         III. DISABILITY EVALUATION PROCESS

         The disability determination is based on a five-step sequential evaluation process as; set forth in 20 C.F.R. § 404.1520 under which the ALJ is to evaluate a claim:

The claimant (1) must not be engaged in "substantial gainful activity, " i.e., currently working; and (2) must have a "severe" impairment that (3) meets or exceeds [in severity] the "listings" of specified impairments, or is otherwise incapacitating to the extent that the claimant does not possess the residual functional capacity to (4) perform ... past work or (5) any other work.

Albright v. Comm'r of the SSA, 174 F.3d 473, 475 n.2 (4th Cir. 1999). "If an applicant's claim fails at any step of the process, the ALJ need not advance to the subsequent steps." Pass v. Chater, 65 F.3d 1200, 1203 (4th Cir. 1995) (citation omitted). The burden of proof and production during the first four steps of the inquiry rests on the claimant. Id. At the fifth step, the burden shifts to the ALJ to show that other work exists in the national economy that the claimant can perform. Id.

         When assessing the severity of mental impairments, the ALJ must do so in accordance with the "special technique" described in 20 C.F.R. § 404.1520a(b)-(c). This regulatory scheme identifies four broad functional areas in which the ALJ rates the degree of functional limitation resulting from a claimant's mental impairment(s): activities of daily living; social functioning; concentration, persistence or pace; and episodes of decompensation. Id. § 404.1520a(c)(3). The ALJ is required to incorporate into his written decision pertinent findings and conclusions based on the "special technique." Id. § 404.1520a(e)(3).

         IV. ALJ'S FINDINGS
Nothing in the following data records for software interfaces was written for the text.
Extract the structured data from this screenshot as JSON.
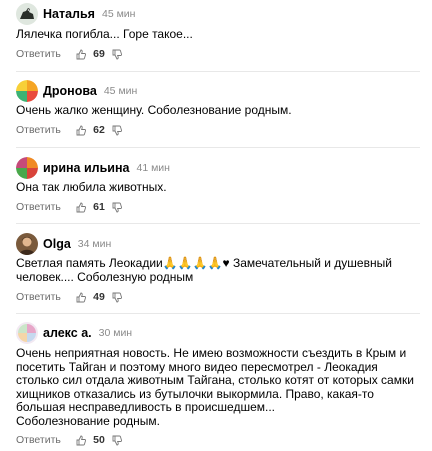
{
  "reply_label": "Ответить",
  "comments": [
    {
      "author": "Наталья",
      "time": "45 мин",
      "text": "Лялечка погибла... Горе такое...",
      "likes": "69",
      "avatar_icon": "dog-avatar-icon"
    },
    {
      "author": "Дронова",
      "time": "45 мин",
      "text": "Очень жалко женщину. Соболезнование родным.",
      "likes": "62",
      "avatar_icon": "colorful-avatar-icon"
    },
    {
      "author": "ирина ильина",
      "time": "41 мин",
      "text": "Она так любила животных.",
      "likes": "61",
      "avatar_icon": "colorful-avatar-icon"
    },
    {
      "author": "Olga",
      "time": "34 мин",
      "text": "Светлая память Леокадии🙏🙏🙏🙏♥ Замечательный и душевный человек.... Соболезную родным",
      "likes": "49",
      "avatar_icon": "photo-avatar-icon"
    },
    {
      "author": "алекс а.",
      "time": "30 мин",
      "text": "Очень неприятная новость. Не имею возможности съездить в Крым и посетить Тайган и поэтому много видео пересмотрел - Леокадия столько сил отдала животным Тайгана, столько котят от которых самки хищников отказались из бутылочки выкормила. Право, какая-то большая несправедливость в происшедшем...\nСоболезнование родным.",
      "likes": "50",
      "avatar_icon": "colorful-avatar-icon"
    }
  ]
}
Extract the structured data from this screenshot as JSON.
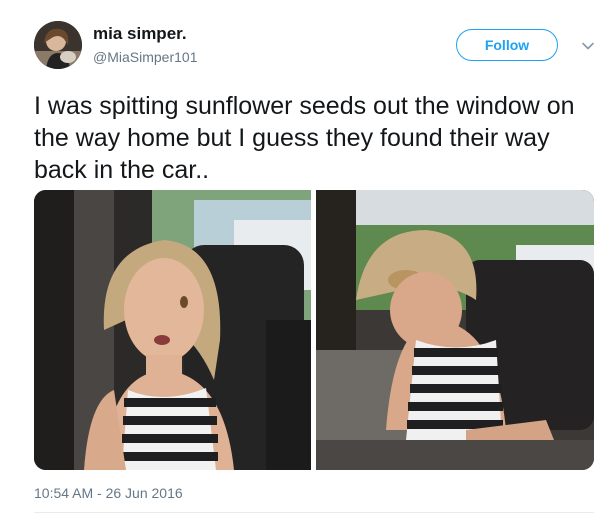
{
  "user": {
    "display_name": "mia simper.",
    "handle": "@MiaSimper101"
  },
  "follow_button": {
    "label": "Follow"
  },
  "tweet": {
    "text": "I was spitting sunflower seeds out the window on the way home but I guess they found their way back in the car..",
    "timestamp": "10:54 AM - 26 Jun 2016"
  },
  "colors": {
    "accent": "#1da1f2",
    "secondary_text": "#657786",
    "primary_text": "#14171a"
  },
  "icons": {
    "more_menu": "chevron-down-icon"
  }
}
         Applying the above-described sequential evaluation process, the ALJ found Claimant "not disabled" as defined in the Act. At step one, the ALJ found Claimant had not engaged in substantial gainful activity since the alleged onset date. (R. 14). Next, the ALJ determined Claimant had the severe impairments of degenerative disc disease and disorders of the muscles and the non-severe mental impairment of affective mood disorder. (R. 14-15). However, at step three, the ALJ concluded these impairments were not severe enough, either individually or in combination, to meet or medically equal one of the listed impairments in 20 C.F.R. Part 404, Subpart P, Appendix 1. (R. 15). Prior to proceeding to step four, the ALJ assessed Claimant's residual functional:capacity ("RFC"), finding Claimant has the ability to perform medium work[1] with the following limitations: frequently climb stairs and ramps, balance, kneel, crouch, and crawl; and occasionally climb ladders, ropes, and scaffolds and stoop. (R. 15-17). In making this assessment, the ALJ found Claimant's statements about her limitations not entirely credible. (R. 16). At step four, the ALJ concluded Claimant was capable of performing her past relevant work as a certified nursing assistant. (R. 17).

         Claimant contends the ALJ erred by (1) failing to appropriately weigh the opinions of the treating physicians, (2) finding Claimant has the RFC to perform a reduced range of medium work and can perform her past relevant work, and (3) finding that Claimant's impairments do not meet or medically equal a ...


Buy This Entire Record For $7.95

Download the entire decision to receive the complete text, official citation,
docket number, dissents and concurrences, and footnotes for this case.

Learn more about what you receive with purchase of this case.